An enduring question when encountering a new acquaintance is, “What do you do?” (This is especially true if you live in North America). Answering that question—particularly if you want your answer to be compelling and memorable—can be hard. The safe answer is to go with a functional description of what you do. Even comprehensive statements of job function can sound still sound vague and abstract (and be in no way unique). When you want to stand out in your answer, you need to reframe how you define the question.
Notes are the ephemera of our lives. Theoretically short-term and transitory, they have become on-going collections of thoughts, scrawls, screeds and snippets of information. By attempting to manage my notes and maintain my records, I’ve gotten good at two dimensions: keeping track of the minutiae of my day, and hoarding the articles, papers and books that I find interesting and meaningful. Where I struggle is in bridging the gap. Notes are about more than just day-to-day musings and lists. References aren’t just there to look pretty on a shelf (really, they’re not). Finding a way to make and sustain meaningful connections between them is an essential challenge.
I’ve made the argument that the boxes and lines of models don’t matter as much as the content that occupies those boxes. I’ll go one step further. What really matters is the messiness that underlies that content. Models attempt to simplify and create meaning. The content within the model is just the aggregate representation of the situation in an organization at any given moment in time. Change the context and circumstances, and you will likely wind up with a very different representation that leads to very different interpretations and conclusions. Simplicity is a distraction. If you want to really know what is going on, then you need to embrace the messiness.
We are faced with a world of complexity. We also have a craving for simple and easy. Our brains and our psyches would really prefer to avoid the messy realities of the world and the inherent difficulty of trying to solve persistent and intractable problems. When faced with a complex problem, we will very often substitute a much simpler answer and pretend that is true. This is where simple gets very complex indeed.

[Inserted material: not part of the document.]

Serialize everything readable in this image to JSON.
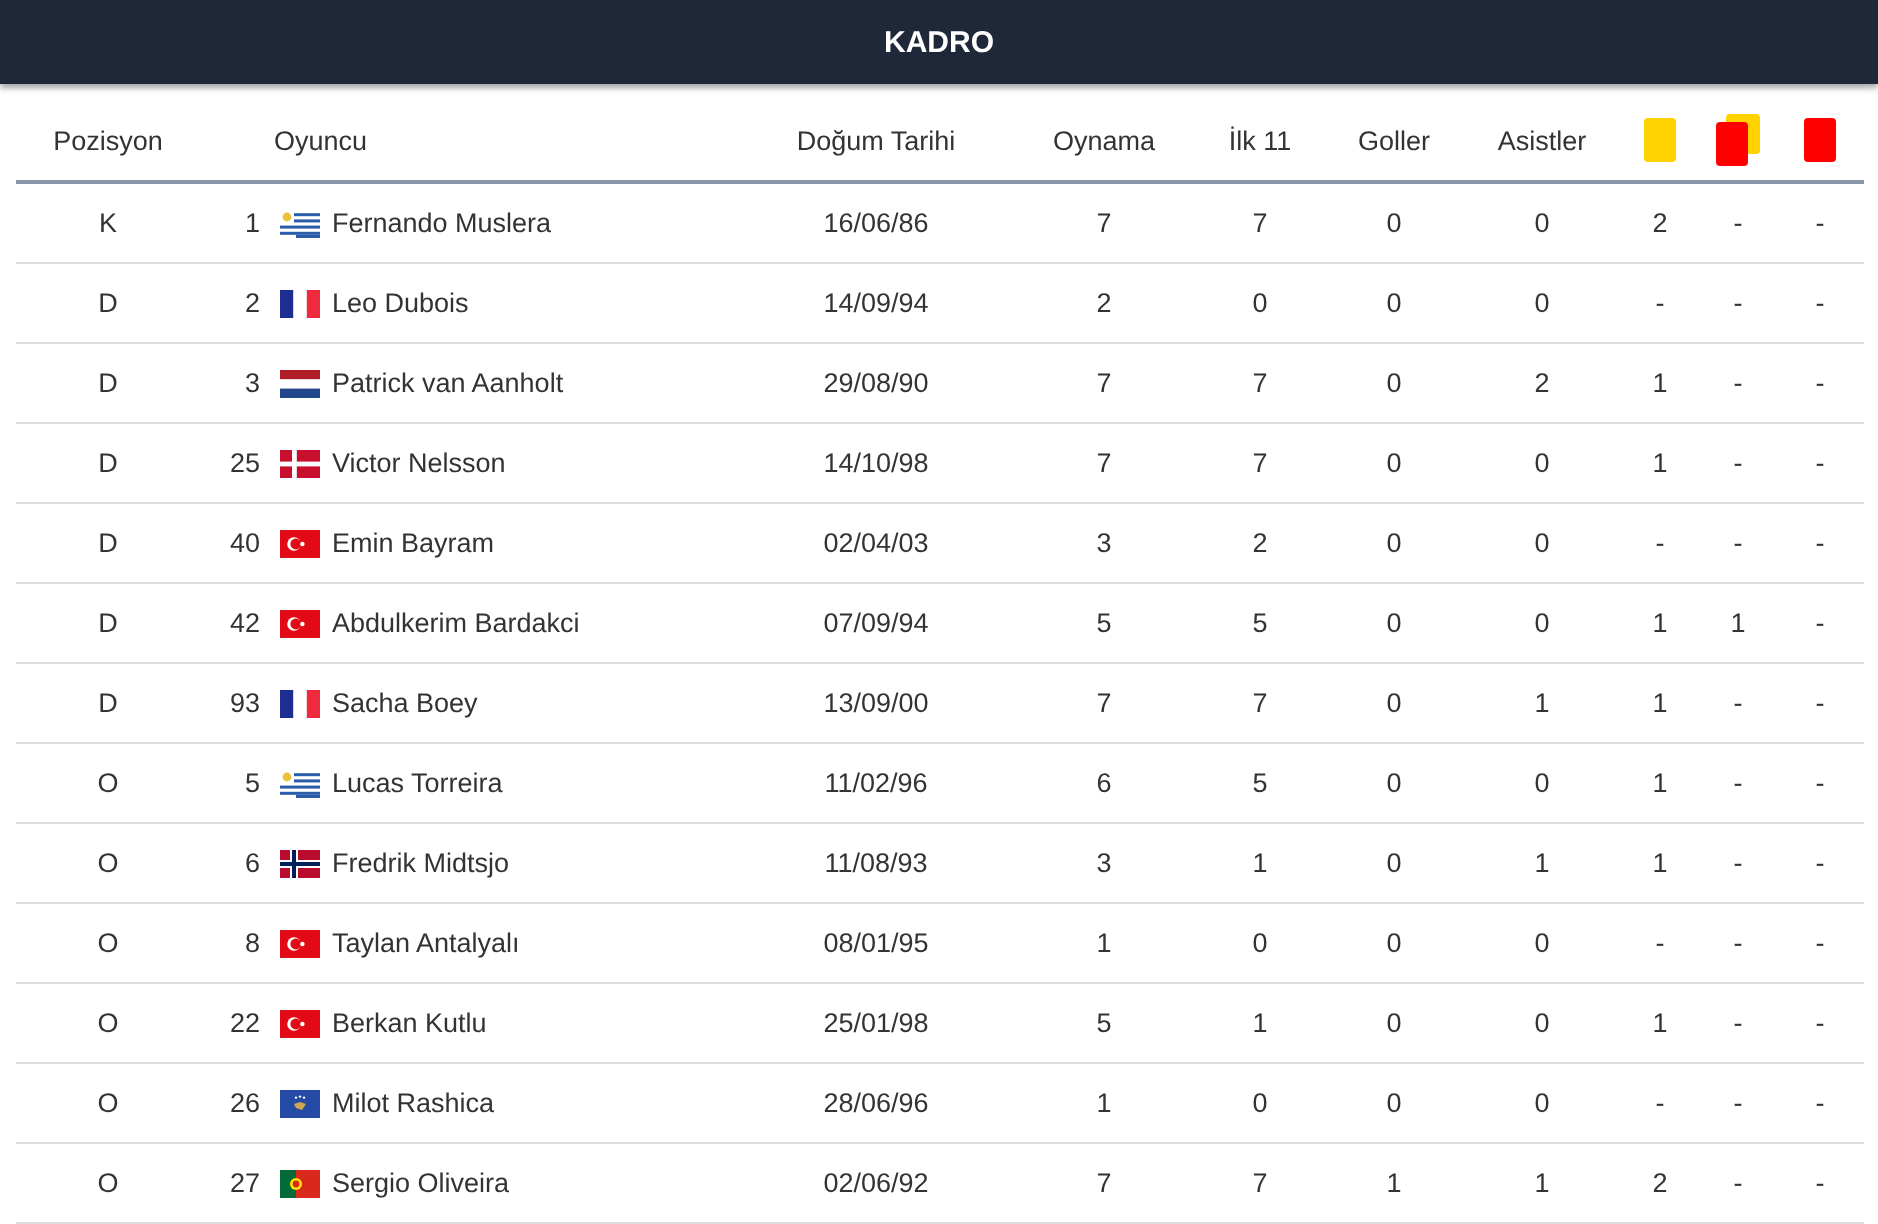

One of the essential challenges in successfully facilitating remote meetings is that—to put not too fine a point on it—they are online. Our normal meeting software is great for seeing and hearing the other person—as long as they don’t forget to unmute themselves—but for the most part that is all we get. If we want a different level of interaction, we need to think differently about what engagement looks like. The good news is that there are an enormous number of options with which to do exactly that.
Culture shapes how things get done in organizations. It also defines what gets believed, and what we accept as truths. We create a shorthand for what’s acceptable, and we broadly understand where the lines are that we should not cross. That’s all well and good, until we actually need to challenge the truths, and consider crossing the lines. When we need to stand up and stand out, things get interesting.